Israeli warplanes launched a new round of heavy airstrikes on Gaza City early Monday, just hours after Israeli Prime Minister Benjamin Netanyahu declared that the fourth war with Gaza’s Hamas rulers would continue.
Explosions rocked the city from north to south for 10 minutes in a heavier, wider-area attack that lasted longer than a 24-hour series of air raids that killed 42 Palestinians — the deadliest single attack in the latest round of violence between Israel and the Hamas militant group that rules Gaza. Three buildings were destroyed by earlier Israeli airstrikes.
There were no immediate reports of injuries, and there was little information on the extent of the damage inflicted early Monday in the predawn darkness.
According to local media reports, the latest raids targeted the main coastal road west of the city and security compounds and open spaces. According to the power distribution company, airstrikes damaged a line that supplied electricity from Gaza’s sole power plant to large areas of southern Gaza City.

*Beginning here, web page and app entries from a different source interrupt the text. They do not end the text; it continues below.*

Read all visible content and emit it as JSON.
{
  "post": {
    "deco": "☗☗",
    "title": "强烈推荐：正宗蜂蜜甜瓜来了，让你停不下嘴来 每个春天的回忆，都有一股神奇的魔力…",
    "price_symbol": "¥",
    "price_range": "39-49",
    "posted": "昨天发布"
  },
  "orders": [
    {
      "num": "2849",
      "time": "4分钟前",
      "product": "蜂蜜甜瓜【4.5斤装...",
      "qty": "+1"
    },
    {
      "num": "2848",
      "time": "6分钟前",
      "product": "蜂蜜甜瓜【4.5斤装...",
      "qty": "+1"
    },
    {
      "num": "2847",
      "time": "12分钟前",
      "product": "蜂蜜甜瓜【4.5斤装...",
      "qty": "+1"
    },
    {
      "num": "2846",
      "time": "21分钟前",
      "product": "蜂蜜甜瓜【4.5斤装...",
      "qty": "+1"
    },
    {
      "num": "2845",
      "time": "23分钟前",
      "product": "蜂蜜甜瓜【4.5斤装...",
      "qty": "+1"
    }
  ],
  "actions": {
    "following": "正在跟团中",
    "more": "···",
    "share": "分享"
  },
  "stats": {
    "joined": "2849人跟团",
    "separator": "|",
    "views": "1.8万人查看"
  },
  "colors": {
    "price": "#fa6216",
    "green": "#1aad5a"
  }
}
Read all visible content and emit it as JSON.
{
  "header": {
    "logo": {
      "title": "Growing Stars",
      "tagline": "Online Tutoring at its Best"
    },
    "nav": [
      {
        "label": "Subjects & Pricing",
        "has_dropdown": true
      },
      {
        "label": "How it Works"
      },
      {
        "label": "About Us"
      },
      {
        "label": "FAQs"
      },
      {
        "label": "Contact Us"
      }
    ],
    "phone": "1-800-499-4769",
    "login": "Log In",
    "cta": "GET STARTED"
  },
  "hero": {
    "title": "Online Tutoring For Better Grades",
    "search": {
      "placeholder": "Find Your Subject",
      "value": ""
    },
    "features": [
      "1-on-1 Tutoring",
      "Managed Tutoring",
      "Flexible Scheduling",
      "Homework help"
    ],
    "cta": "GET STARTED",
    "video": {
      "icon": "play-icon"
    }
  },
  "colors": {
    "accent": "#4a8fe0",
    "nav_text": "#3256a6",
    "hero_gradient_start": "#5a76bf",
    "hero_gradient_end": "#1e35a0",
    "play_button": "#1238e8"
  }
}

In a televised address on Sunday, Netanyahu stated that Israel’s attacks would continue in “full force” and would “take time.” “Israel wants to levy a heavy price” on the Hamas militant group, he said, flanked in a show of unity by his defense minister and political rival, Benny Gantz.
Hamas also persisted, launching rockets from civilian areas in Gaza into Israeli civilian areas. According to Israeli emergency services, one slammed into a synagogue in the southern city of Ashkelon hours before evening services for the Jewish holiday of Shavuot. There were no reported injuries.
Families were buried under piles of cement rubble and twisted rebar during the Israeli air assault early Sunday. A crushed yellow canary lay on the ground. Streets were littered with shards of glass and debris blocks away from the major downtown thoroughfare where the three buildings were hit over the course of five minutes around 1 a.m.
The fighting in the territory that is home to 2 million Palestinians has repeatedly escalated over the last week, marking the worst fighting in the territory since Israel and Hamas’ devastating 2014 war.
“I have not seen this level of destruction through my 14 years of work,” said Samir al-Khatib, an emergency rescue official in Gaza. “Not even in the 2014 war.”
Rescuers worked furiously through the rubble with excavators and bulldozers, surrounded by clouds of dust. One person yelled into a hole, “Can you hear me?” Minutes later, first responders extracted a survivor. According to the Gaza Health Ministry, 16 women and 10 children were killed, and more than 50 people were injured.
Haya Abdelal, 21, who lives in a building next to one that was destroyed, said she was sleeping when the airstrikes woke her up and forced her to flee into the street. She accused Israel of failing to give residents the usual warning to leave before launching such an attack.
“We are tired,” she said, “We need a truce. We can’t bear it anymore.”
The Israeli army spokesperson’s office said the strike targeted Hamas “underground military infrastructure.”
As a result of the strike, “the underground facility collapsed, causing the civilian houses’ foundations above them to collapse as well, leading to unintended casualties,” it said.
Dr. Ayman Abu Al-Ouf, the head of Shifa Hospital’s internal medicine department and a senior member of the hospital’s coronavirus management committee, was among those reported killed. Two of Abu Al-teenage Ouf’s children and two other family members were buried beneath the rubble.
The death of the 51-year-old physician was a “huge loss at a very sensitive time,” according to Shifa director Mohammed Abu Selmia.
Even before the latest conflict, Gaza’s health-care system had been ravaged by an Israeli and Egyptian blockade imposed in 2007 after Hamas seized power from rival Palestinian forces.
Israel’s airstrikes have destroyed several of Gaza City’s tallest structures, alleging that they housed Hamas military infrastructure. Among them was the building that housed The Associated Press’s Gaza office as well as the offices of other media outlets.
The Associated Press executive editor, Sally Buzbee, has called for an independent investigation into the airstrike that destroyed the AP office on Saturday.
Netanyahu claimed that Hamas military intelligence was operating inside the building and promised that any evidence would be shared through intelligence channels on Sunday. Neither the White House nor the State Department would confirm whether any had been spotted.
“It’s a perfectly legitimate target,” Netanyahu told CBS’s “Face the Nation.”
Asked if he had provided any evidence of Hamas’ presence in the building in a call Saturday with US President Joe Biden, Netanyahu said: “We pass it through our intelligence people.”
Buzbee called for any such evidence to be laid out. “We are in a conflict situation,” Buzbee said. “We do not take sides in that conflict. We heard Israelis say they have evidence; we don’t know what that evidence is.”
Meanwhile, the media watchdog Reporters Without Borders asked the International Criminal Court on Sunday to look into Israel’s bombing of the AP building and other media buildings as a possible war crime.